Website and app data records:
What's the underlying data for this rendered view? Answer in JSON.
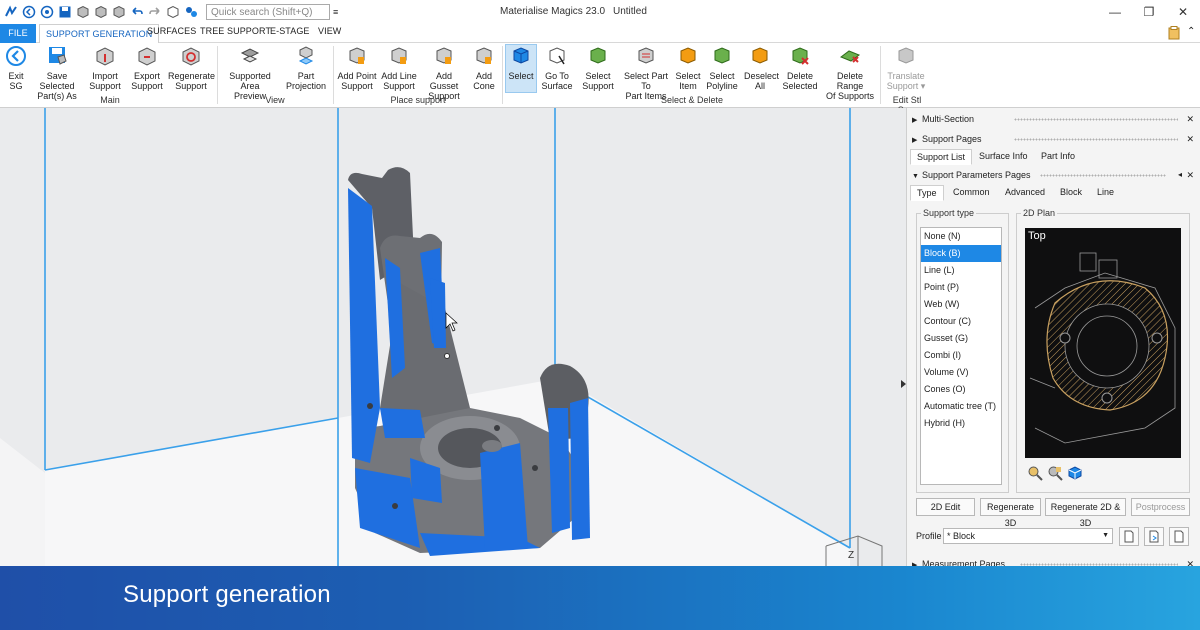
{
  "titlebar": {
    "search_placeholder": "Quick search (Shift+Q)",
    "app_title": "Materialise Magics 23.0",
    "doc_title": "Untitled",
    "minimize": "—",
    "restore": "❐",
    "close": "✕"
  },
  "tabs": {
    "file": "FILE",
    "support_generation": "SUPPORT GENERATION",
    "surfaces": "SURFACES",
    "tree_support": "TREE SUPPORT",
    "estage": "E-STAGE",
    "view": "VIEW"
  },
  "ribbon": {
    "buttons": [
      {
        "l1": "Exit",
        "l2": "SG"
      },
      {
        "l1": "Save Selected",
        "l2": "Part(s) As"
      },
      {
        "l1": "Import",
        "l2": "Support"
      },
      {
        "l1": "Export",
        "l2": "Support"
      },
      {
        "l1": "Regenerate",
        "l2": "Support"
      },
      {
        "l1": "Supported Area",
        "l2": "Preview"
      },
      {
        "l1": "Part",
        "l2": "Projection"
      },
      {
        "l1": "Add Point",
        "l2": "Support"
      },
      {
        "l1": "Add Line",
        "l2": "Support"
      },
      {
        "l1": "Add Gusset",
        "l2": "Support"
      },
      {
        "l1": "Add",
        "l2": "Cone"
      },
      {
        "l1": "Select",
        "l2": ""
      },
      {
        "l1": "Go To",
        "l2": "Surface"
      },
      {
        "l1": "Select",
        "l2": "Support"
      },
      {
        "l1": "Select Part To",
        "l2": "Part Items"
      },
      {
        "l1": "Select",
        "l2": "Item"
      },
      {
        "l1": "Select",
        "l2": "Polyline"
      },
      {
        "l1": "Deselect",
        "l2": "All"
      },
      {
        "l1": "Delete",
        "l2": "Selected"
      },
      {
        "l1": "Delete Range",
        "l2": "Of Supports"
      },
      {
        "l1": "Translate",
        "l2": "Support ▾"
      }
    ],
    "groups": {
      "main": "Main",
      "view": "View",
      "place": "Place support",
      "select": "Select & Delete",
      "edit": "Edit Stl Su..."
    }
  },
  "panel": {
    "multi_section": "Multi-Section",
    "support_pages": "Support Pages",
    "subtabs": [
      "Support List",
      "Surface Info",
      "Part Info"
    ],
    "params_pages": "Support Parameters Pages",
    "param_tabs": [
      "Type",
      "Common",
      "Advanced",
      "Block",
      "Line"
    ],
    "support_type_label": "Support type",
    "plan_label": "2D Plan",
    "plan_view": "Top",
    "support_types": [
      "None (N)",
      "Block (B)",
      "Line (L)",
      "Point (P)",
      "Web (W)",
      "Contour (C)",
      "Gusset (G)",
      "Combi (I)",
      "Volume (V)",
      "Cones (O)",
      "Automatic tree (T)",
      "Hybrid (H)"
    ],
    "selected_type_index": 1,
    "btn_2d_edit": "2D Edit",
    "btn_regen_3d": "Regenerate 3D",
    "btn_regen_2d3d": "Regenerate 2D & 3D",
    "btn_postprocess": "Postprocess",
    "profile_label": "Profile",
    "profile_value": "* Block",
    "measurement_pages": "Measurement Pages"
  },
  "viewport": {
    "axis_label": "Z"
  },
  "banner": {
    "text": "Support generation"
  },
  "colors": {
    "accent": "#1e88e5",
    "support_blue": "#1f6fe0",
    "part_gray": "#6c6e73",
    "plan_gold": "#c8a060"
  }
}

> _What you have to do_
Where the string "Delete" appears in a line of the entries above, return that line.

> _Task answer_
        "l1": "Delete",
        "l1": "Delete Range",
      "select": "Select & Delete",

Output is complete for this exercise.